In extending greetings and congratulations to Vincentians in the Diaspora, on the occasion of the country’s 38th anniversary of political independence, Prime Minister Dr. Ralph E. Gonsalves said “it is evident that we have much to celebrate, despite challenges.”
“Almighty God has spared us the ravages of hurricanes and storms, and made it possible for us to come to the assistance of our neighbors who have been affected by recent catastrophic weather events,” said Gonsalves in his remarks, read in part on Sunday by New York Consul General Howie Prince at a gala Independence Luncheon Sunday at Grand Prospect Hall in Brooklyn, organized by the Brooklyn-based umbrella Vincentian group, Council of St. Vincent and the Grenadines Organizations, U.S.A., Inc. (COSAGO).
“We pledge to support in any way possible, and continue to pray for their safe-keeping and rapid recovery from the devastating losses occasioned by these severe weather events, which serve as stark reminders of our vulnerability as Small Island Developing States, whose developmental gains can be reversed or obliterated by a single natural disaster,” he added.
Stating that nationals must be ever grateful to God for his faithfulness, the prime minister urged that they do so by celebrating this anniversary “with a special sense of gratitude and humility, and by acknowledging the achievements, which have been made possible only through His grace.”
He said that among the nation’s most notable successes are the accomplishments of young people, “who continue to shine and to make us proud.
“Their achievements in areas such as academics, sports and culture are deserving of special mention,” said Gonsalves, adding that they are “demonstrated in the results recorded in this year’s sitting of the regional examinations at the various levels.”
Among these, he said, is the “historic feat” of the top performers at the Caribbean Advanced Proficiency Examinations (CAPE), three of whom tied for first place and for the Prime Minister’s Award, noting that the “feat” is “worthy of special mention.”
The Vincentian leader said his administration remains “firmly committed to sourcing, creating and providing opportunities for all our citizens, including our young people, to achieve their full potential and to excel.”
He said Kingstown is also committed to the goal of engaging all citizens in the “conceptualization, articulation and implementation of this country’s development agenda.
“Our people-centered post-independence narrative encapsulates the concrete and tangible, and the metaphorical and symbolic,” he said. “It is reflected in, among many other things, the emphasis placed on programs aimed at the advancement of all nationals and, also, on the execution of projects of great value and significance, which express our national pride and identity.”

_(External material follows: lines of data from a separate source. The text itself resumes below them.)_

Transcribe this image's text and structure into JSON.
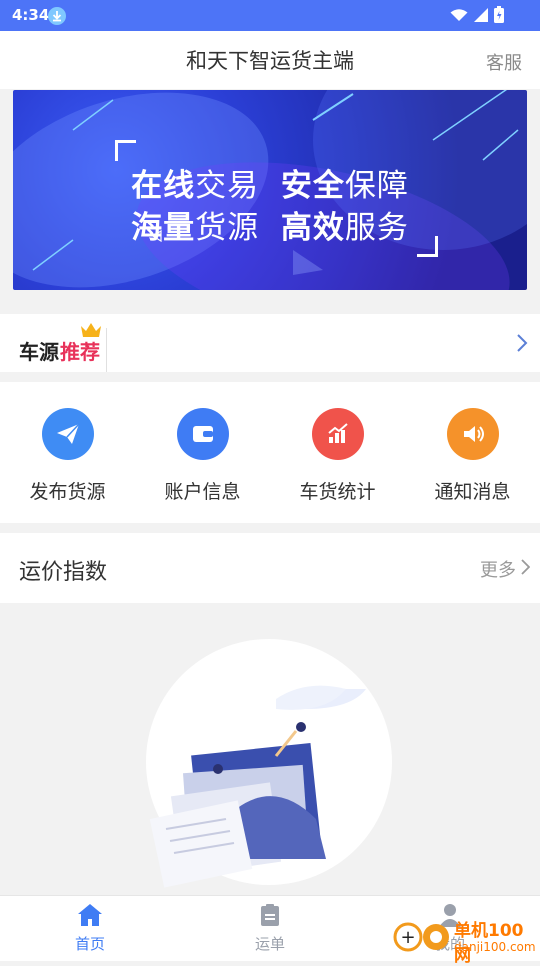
{
  "status_bar": {
    "time": "4:34"
  },
  "header": {
    "title": "和天下智运货主端",
    "service": "客服"
  },
  "banner": {
    "line1_strong1": "在线",
    "line1_normal1": "交易",
    "line1_strong2": "安全",
    "line1_normal2": "保障",
    "line2_strong1": "海量",
    "line2_normal1": "货源",
    "line2_strong2": "高效",
    "line2_normal2": "服务"
  },
  "recommend": {
    "label_black": "车源",
    "label_red": "推荐"
  },
  "quick_actions": [
    {
      "label": "发布货源",
      "icon": "paper-plane-icon",
      "color": "#3f8cf4"
    },
    {
      "label": "账户信息",
      "icon": "wallet-icon",
      "color": "#3f7cf4"
    },
    {
      "label": "车货统计",
      "icon": "stats-chart-icon",
      "color": "#f0534b"
    },
    {
      "label": "通知消息",
      "icon": "speaker-icon",
      "color": "#f5922a"
    }
  ],
  "price_index": {
    "title": "运价指数",
    "more": "更多"
  },
  "tabbar": {
    "items": [
      {
        "label": "首页",
        "icon": "home-icon",
        "active": true
      },
      {
        "label": "运单",
        "icon": "clipboard-icon",
        "active": false
      },
      {
        "label": "我的",
        "icon": "user-icon",
        "active": false
      }
    ]
  },
  "watermark": {
    "text": "单机100网",
    "url": "danji100.com"
  },
  "colors": {
    "accent": "#4d74f7",
    "hot": "#e8325a",
    "text": "#333333",
    "muted": "#9a9a9a"
  }
}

Gonsalves pointed out that the Argyle International Airport is one such project, stating that the completion of which is “representative of the will and tenacity of our people in the face of great odds, including the prevailing global economic conditions during the entire period of construction.”
He said improved air access opens up “new and exciting possibilities in the areas of transportation, tourism and trade,” adding that “our citizenry is keenly attuned to this fact.”
In essence, Gonsalves said the international airport “symbolizes the value we place on our unique culture and heritage and, equally, on our connections to the rest of the world, and the opportunities to participate actively and on an equal footing with our regional and international partners.”
As Vincentians celebrate and continue to chart the course of their development, the prime minister urged that nationals “be wise in the conduct and management of our affairs, wary of any attempt to distract and divide us, and united in our efforts to improve conditions for ourselves, our loved ones and our fellow nationals.
“Let us, too, stand firm in our on-going fight against those who have chosen crime as a way of life,” he said without elaboration.